▸ **PROBLEM REQUIREMENTS**:
Start to finish, reproduce the records below with nothing missing.

EXCERPTED RECORDS Start Marker

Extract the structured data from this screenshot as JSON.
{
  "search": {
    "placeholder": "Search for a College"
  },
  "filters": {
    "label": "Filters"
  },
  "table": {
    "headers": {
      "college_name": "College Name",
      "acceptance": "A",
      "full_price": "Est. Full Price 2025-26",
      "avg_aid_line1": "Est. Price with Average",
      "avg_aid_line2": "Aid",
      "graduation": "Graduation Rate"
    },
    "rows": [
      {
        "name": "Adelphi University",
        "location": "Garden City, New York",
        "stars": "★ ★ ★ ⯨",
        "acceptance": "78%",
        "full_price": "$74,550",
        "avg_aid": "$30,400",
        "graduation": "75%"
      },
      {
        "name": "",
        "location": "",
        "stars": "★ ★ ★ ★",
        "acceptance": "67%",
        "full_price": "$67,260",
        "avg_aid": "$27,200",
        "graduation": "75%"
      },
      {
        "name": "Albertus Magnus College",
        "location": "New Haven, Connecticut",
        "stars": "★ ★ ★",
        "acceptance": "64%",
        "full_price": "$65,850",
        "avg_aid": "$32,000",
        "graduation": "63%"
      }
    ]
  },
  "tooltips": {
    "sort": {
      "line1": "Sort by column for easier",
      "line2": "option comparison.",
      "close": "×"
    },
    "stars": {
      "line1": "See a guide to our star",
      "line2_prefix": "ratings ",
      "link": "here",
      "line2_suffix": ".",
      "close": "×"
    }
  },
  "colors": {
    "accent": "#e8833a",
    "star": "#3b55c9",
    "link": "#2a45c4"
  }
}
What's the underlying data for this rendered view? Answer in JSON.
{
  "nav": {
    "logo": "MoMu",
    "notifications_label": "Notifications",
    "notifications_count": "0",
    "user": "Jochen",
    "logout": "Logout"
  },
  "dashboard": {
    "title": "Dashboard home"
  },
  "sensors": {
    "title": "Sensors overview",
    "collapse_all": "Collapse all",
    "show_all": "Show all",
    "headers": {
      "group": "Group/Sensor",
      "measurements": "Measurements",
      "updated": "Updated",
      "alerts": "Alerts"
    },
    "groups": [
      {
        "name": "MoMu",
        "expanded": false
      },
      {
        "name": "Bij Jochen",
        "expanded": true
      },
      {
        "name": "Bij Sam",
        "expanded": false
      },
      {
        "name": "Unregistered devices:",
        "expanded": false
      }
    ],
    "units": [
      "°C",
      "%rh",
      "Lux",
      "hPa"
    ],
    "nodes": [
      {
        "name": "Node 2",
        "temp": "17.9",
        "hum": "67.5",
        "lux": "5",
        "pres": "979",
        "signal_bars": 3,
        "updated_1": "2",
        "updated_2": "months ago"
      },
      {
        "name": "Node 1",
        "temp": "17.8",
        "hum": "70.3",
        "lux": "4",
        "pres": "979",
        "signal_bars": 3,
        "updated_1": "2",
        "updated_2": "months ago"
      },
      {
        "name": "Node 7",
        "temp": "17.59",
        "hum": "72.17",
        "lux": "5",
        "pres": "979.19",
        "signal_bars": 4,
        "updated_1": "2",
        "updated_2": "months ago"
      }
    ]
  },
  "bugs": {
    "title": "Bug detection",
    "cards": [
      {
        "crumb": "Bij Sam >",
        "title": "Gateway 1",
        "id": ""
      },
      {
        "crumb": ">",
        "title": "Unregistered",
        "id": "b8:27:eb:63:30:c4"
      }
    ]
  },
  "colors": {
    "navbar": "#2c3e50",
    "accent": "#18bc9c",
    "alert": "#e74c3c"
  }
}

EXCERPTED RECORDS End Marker

▸ **OUTPUT**:
Extract the structured data from this screenshot as JSON.
{
  "search": {
    "placeholder": "Search for a College"
  },
  "filters": {
    "label": "Filters"
  },
  "table": {
    "headers": {
      "college_name": "College Name",
      "acceptance": "A",
      "full_price": "Est. Full Price 2025-26",
      "avg_aid_line1": "Est. Price with Average",
      "avg_aid_line2": "Aid",
      "graduation": "Graduation Rate"
    },
    "rows": [
      {
        "name": "Adelphi University",
        "location": "Garden City, New York",
        "stars": "★ ★ ★ ⯨",
        "acceptance": "78%",
        "full_price": "$74,550",
        "avg_aid": "$30,400",
        "graduation": "75%"
      },
      {
        "name": "",
        "location": "",
        "stars": "★ ★ ★ ★",
        "acceptance": "67%",
        "full_price": "$67,260",
        "avg_aid": "$27,200",
        "graduation": "75%"
      },
      {
        "name": "Albertus Magnus College",
        "location": "New Haven, Connecticut",
        "stars": "★ ★ ★",
        "acceptance": "64%",
        "full_price": "$65,850",
        "avg_aid": "$32,000",
        "graduation": "63%"
      }
    ]
  },
  "tooltips": {
    "sort": {
      "line1": "Sort by column for easier",
      "line2": "option comparison.",
      "close": "×"
    },
    "stars": {
      "line1": "See a guide to our star",
      "line2_prefix": "ratings ",
      "link": "here",
      "line2_suffix": ".",
      "close": "×"
    }
  },
  "colors": {
    "accent": "#e8833a",
    "star": "#3b55c9",
    "link": "#2a45c4"
  }
}
What's the underlying data for this rendered view? Answer in JSON.
{
  "nav": {
    "logo": "MoMu",
    "notifications_label": "Notifications",
    "notifications_count": "0",
    "user": "Jochen",
    "logout": "Logout"
  },
  "dashboard": {
    "title": "Dashboard home"
  },
  "sensors": {
    "title": "Sensors overview",
    "collapse_all": "Collapse all",
    "show_all": "Show all",
    "headers": {
      "group": "Group/Sensor",
      "measurements": "Measurements",
      "updated": "Updated",
      "alerts": "Alerts"
    },
    "groups": [
      {
        "name": "MoMu",
        "expanded": false
      },
      {
        "name": "Bij Jochen",
        "expanded": true
      },
      {
        "name": "Bij Sam",
        "expanded": false
      },
      {
        "name": "Unregistered devices:",
        "expanded": false
      }
    ],
    "units": [
      "°C",
      "%rh",
      "Lux",
      "hPa"
    ],
    "nodes": [
      {
        "name": "Node 2",
        "temp": "17.9",
        "hum": "67.5",
        "lux": "5",
        "pres": "979",
        "signal_bars": 3,
        "updated_1": "2",
        "updated_2": "months ago"
      },
      {
        "name": "Node 1",
        "temp": "17.8",
        "hum": "70.3",
        "lux": "4",
        "pres": "979",
        "signal_bars": 3,
        "updated_1": "2",
        "updated_2": "months ago"
      },
      {
        "name": "Node 7",
        "temp": "17.59",
        "hum": "72.17",
        "lux": "5",
        "pres": "979.19",
        "signal_bars": 4,
        "updated_1": "2",
        "updated_2": "months ago"
      }
    ]
  },
  "bugs": {
    "title": "Bug detection",
    "cards": [
      {
        "crumb": "Bij Sam >",
        "title": "Gateway 1",
        "id": ""
      },
      {
        "crumb": ">",
        "title": "Unregistered",
        "id": "b8:27:eb:63:30:c4"
      }
    ]
  },
  "colors": {
    "navbar": "#2c3e50",
    "accent": "#18bc9c",
    "alert": "#e74c3c"
  }
}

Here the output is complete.